§ TASK STATEMENT:
Which of the lines in the data mention the string "спілкування"? List them all.

§ EXERCISE MATERIALS:
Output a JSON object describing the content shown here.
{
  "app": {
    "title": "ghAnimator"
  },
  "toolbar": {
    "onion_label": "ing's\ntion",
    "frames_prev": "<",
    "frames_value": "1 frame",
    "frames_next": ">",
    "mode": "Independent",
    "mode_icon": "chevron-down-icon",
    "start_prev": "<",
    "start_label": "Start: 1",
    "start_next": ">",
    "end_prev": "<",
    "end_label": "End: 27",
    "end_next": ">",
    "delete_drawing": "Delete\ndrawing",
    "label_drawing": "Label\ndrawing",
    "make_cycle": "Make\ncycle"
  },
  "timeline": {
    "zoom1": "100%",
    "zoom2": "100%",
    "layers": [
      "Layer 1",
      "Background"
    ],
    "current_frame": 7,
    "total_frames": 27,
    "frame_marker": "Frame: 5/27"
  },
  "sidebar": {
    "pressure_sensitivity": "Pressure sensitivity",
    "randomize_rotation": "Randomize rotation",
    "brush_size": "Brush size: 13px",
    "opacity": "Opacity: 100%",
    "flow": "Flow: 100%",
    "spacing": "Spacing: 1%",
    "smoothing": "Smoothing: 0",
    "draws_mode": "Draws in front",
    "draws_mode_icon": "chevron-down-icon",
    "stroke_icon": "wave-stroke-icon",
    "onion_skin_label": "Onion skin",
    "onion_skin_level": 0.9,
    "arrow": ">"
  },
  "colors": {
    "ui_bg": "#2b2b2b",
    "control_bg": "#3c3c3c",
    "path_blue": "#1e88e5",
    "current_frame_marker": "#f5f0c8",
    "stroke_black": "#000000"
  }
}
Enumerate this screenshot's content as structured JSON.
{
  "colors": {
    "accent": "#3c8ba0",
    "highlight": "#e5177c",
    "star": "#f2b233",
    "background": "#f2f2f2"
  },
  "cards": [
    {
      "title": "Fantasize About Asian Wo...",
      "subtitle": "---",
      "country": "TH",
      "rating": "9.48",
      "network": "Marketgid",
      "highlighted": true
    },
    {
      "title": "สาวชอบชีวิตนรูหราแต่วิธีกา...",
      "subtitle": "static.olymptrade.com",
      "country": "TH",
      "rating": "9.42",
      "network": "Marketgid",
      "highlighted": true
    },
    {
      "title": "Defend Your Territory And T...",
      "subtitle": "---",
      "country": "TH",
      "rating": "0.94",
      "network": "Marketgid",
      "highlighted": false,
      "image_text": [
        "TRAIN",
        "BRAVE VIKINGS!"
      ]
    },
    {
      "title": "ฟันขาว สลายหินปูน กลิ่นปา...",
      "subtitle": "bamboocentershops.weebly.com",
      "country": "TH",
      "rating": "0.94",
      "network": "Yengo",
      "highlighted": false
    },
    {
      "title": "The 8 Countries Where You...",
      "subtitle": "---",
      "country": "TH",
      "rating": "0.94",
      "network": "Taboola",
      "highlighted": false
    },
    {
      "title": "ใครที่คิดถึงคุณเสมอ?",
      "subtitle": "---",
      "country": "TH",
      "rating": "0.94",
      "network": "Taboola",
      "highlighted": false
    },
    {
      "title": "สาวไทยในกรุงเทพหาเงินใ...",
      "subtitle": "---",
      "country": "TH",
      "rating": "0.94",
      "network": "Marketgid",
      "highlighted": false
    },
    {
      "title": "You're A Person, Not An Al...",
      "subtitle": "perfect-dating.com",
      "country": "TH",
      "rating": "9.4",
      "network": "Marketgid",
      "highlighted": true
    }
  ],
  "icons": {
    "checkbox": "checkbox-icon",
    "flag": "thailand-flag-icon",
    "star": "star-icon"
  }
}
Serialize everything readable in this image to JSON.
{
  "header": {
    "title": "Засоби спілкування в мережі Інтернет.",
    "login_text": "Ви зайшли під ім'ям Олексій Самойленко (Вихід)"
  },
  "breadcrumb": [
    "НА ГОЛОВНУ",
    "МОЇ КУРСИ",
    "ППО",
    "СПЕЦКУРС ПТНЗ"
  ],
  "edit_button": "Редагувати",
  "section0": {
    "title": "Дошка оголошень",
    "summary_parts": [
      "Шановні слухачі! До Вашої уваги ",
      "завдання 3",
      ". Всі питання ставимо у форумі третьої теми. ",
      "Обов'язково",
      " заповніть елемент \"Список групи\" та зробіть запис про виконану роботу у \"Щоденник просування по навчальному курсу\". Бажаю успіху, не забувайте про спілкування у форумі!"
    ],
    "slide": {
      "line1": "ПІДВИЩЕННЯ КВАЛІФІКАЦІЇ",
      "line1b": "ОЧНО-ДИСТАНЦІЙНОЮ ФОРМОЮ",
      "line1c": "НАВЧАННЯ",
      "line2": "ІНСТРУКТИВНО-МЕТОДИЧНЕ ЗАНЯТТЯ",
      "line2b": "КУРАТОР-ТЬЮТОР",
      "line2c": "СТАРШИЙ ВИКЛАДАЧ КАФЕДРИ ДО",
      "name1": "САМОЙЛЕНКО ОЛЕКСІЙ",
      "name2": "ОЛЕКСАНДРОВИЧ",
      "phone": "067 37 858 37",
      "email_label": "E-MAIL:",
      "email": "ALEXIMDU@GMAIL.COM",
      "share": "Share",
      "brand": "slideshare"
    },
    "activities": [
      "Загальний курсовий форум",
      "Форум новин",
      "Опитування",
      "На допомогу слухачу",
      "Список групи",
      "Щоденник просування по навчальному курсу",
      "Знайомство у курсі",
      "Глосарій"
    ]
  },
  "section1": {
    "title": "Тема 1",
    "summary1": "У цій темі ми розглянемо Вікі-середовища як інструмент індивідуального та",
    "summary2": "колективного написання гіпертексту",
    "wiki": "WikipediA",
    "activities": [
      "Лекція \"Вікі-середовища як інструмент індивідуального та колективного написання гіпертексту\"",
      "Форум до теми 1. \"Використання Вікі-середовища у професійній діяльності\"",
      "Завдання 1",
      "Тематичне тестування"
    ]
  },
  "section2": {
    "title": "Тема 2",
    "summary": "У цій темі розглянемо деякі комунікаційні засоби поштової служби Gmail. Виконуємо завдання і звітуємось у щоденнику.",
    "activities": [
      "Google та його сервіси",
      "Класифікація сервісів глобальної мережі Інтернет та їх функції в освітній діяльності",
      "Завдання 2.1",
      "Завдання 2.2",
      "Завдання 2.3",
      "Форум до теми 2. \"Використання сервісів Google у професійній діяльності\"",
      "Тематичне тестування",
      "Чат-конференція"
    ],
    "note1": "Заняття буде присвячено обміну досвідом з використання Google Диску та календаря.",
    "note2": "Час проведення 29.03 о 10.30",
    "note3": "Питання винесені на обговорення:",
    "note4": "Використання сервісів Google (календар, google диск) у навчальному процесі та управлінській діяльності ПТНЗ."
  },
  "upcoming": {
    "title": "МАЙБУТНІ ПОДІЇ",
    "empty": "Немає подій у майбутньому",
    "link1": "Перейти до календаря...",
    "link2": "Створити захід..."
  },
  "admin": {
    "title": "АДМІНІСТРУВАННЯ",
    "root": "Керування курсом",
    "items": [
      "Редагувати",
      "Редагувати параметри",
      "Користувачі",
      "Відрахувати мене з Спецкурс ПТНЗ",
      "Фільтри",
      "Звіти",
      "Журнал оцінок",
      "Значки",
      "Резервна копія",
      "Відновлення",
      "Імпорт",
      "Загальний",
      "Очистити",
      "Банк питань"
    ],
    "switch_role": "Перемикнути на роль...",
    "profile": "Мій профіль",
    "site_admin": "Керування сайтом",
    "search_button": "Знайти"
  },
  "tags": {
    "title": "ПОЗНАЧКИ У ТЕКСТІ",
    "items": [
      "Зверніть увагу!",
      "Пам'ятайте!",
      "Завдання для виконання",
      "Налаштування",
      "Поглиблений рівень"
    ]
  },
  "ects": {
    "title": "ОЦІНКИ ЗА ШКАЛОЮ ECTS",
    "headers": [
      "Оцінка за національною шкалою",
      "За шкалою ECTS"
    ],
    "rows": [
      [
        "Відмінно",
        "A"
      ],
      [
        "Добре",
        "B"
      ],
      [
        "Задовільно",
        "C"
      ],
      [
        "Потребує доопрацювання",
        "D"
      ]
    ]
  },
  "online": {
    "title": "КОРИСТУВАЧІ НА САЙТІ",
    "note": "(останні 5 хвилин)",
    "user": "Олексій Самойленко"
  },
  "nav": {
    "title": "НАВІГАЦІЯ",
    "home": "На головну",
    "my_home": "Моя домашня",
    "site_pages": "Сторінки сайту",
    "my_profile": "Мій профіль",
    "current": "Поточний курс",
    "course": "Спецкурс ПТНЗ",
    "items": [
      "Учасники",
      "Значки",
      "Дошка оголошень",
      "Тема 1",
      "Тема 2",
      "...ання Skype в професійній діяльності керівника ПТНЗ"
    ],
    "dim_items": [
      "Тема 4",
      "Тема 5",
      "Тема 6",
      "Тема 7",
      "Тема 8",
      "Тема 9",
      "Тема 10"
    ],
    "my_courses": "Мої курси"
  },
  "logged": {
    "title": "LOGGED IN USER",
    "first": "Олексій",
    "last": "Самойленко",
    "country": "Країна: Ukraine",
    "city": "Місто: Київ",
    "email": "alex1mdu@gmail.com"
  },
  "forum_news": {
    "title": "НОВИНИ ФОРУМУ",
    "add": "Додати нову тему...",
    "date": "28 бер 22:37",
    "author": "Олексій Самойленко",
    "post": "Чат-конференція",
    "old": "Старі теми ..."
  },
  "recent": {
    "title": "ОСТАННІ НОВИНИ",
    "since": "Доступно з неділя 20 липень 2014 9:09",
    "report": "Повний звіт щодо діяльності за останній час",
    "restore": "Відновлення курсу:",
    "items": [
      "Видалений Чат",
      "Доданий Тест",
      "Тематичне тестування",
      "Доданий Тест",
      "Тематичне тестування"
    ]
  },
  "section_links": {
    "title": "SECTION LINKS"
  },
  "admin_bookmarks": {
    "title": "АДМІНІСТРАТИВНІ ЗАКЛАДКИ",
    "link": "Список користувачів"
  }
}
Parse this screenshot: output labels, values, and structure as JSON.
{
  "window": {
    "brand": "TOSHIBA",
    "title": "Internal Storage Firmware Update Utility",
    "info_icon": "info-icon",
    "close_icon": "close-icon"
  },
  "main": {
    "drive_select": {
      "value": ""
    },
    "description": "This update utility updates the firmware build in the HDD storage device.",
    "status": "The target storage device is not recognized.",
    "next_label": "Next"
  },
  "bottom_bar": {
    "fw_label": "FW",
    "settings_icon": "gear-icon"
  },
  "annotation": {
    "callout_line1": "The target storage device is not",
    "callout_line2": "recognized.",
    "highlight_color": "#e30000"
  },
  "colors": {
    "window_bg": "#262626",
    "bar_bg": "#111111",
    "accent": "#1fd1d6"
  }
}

§ SOLUTION TO THIS EXERCISE:
    "title": "Засоби спілкування в мережі Інтернет.",
      " заповніть елемент \"Список групи\" та зробіть запис про виконану роботу у \"Щоденник просування по навчальному курсу\". Бажаю успіху, не забувайте про спілкування у форумі!"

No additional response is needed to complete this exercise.